We report a patient who developed orbital MALT lymphoma after autologous peripheral blood stem cell transplantation for follicular lymphoma as relapse of diffuse large B-cell lymphoma. A 54-year-old woman with systemic lymphadenopathy was diagnosed with diffuse large B-cell lymphoma by left supraclavicular lymph node biopsy, and underwent 6 courses of R-CHOP chemotherapy with rituximab, cyclophosphamide, doxorubicin, vincristine, and prednisolone, leading to complete response. Five years later in the follow-up, an abdominal mass with abnormal uptake was found by whole-body 2-[18F]fluoro-2-deoxy-D-glucose positron emission tomography, and computed tomography-guided biopsy demonstrated follicular lymphoma.
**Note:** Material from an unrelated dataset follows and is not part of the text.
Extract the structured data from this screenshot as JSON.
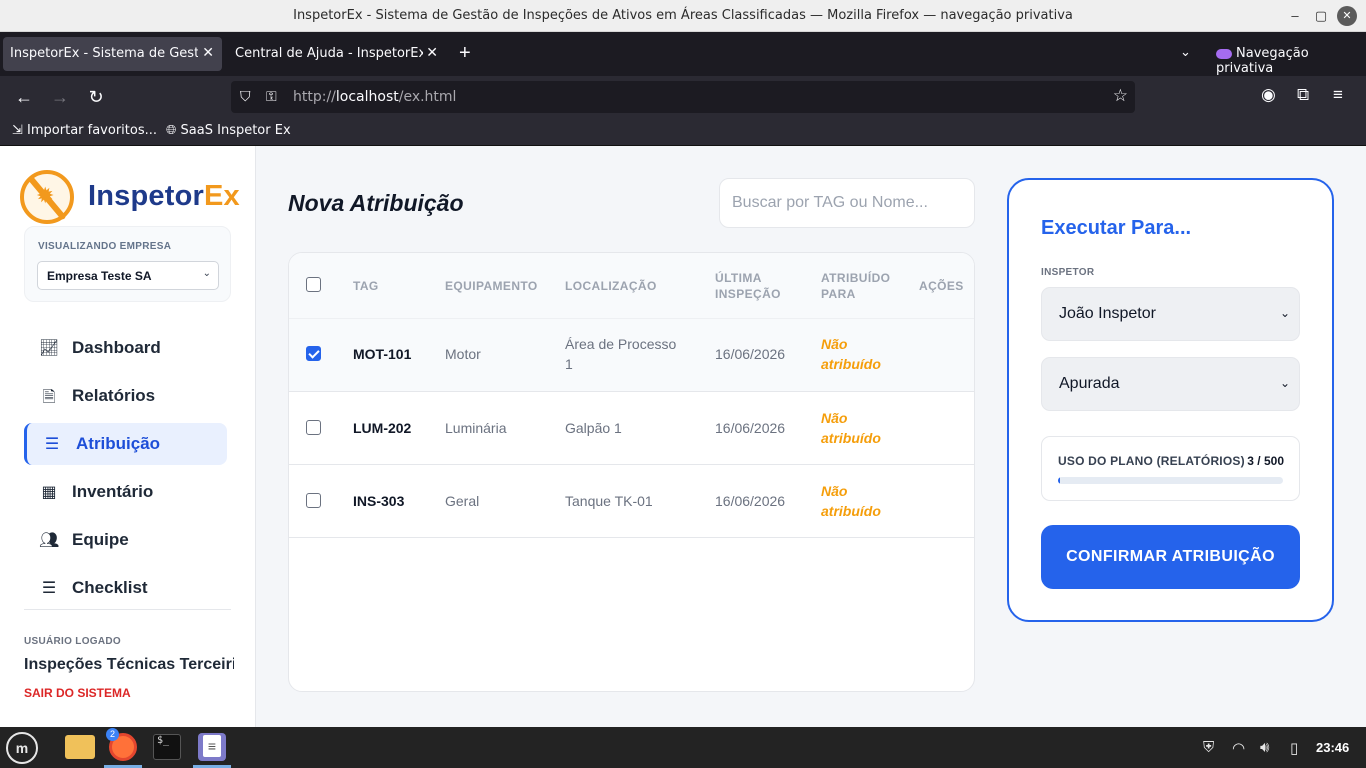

She underwent 4 courses of R-IDEA chemotherapy with rituximab, ifosfamide, dexamethasone, etoposide, and cytarabine, resulting in partial response, and then, underwent autologous peripheral blood stem cell transplantation with myeloablative conditioning with R-MCEC chemotherapy (rituximab, ranimustine, cyclophosphamide, etoposide, and carboplatin). She was well for the following 3 years with no treatment until the development of a right orbital mass. The excisional biopsy this time revealed MALT lymphoma. She underwent 3 courses with rituximab monotherapy and local orbital radiation at the total dose of 30 Gy. She had no relapse for the following three years. Relapse as MALT lymphoma after hematopoietic stem cell transplantation for relapsed and refractory lymphoma may not be a poor prognostic sign.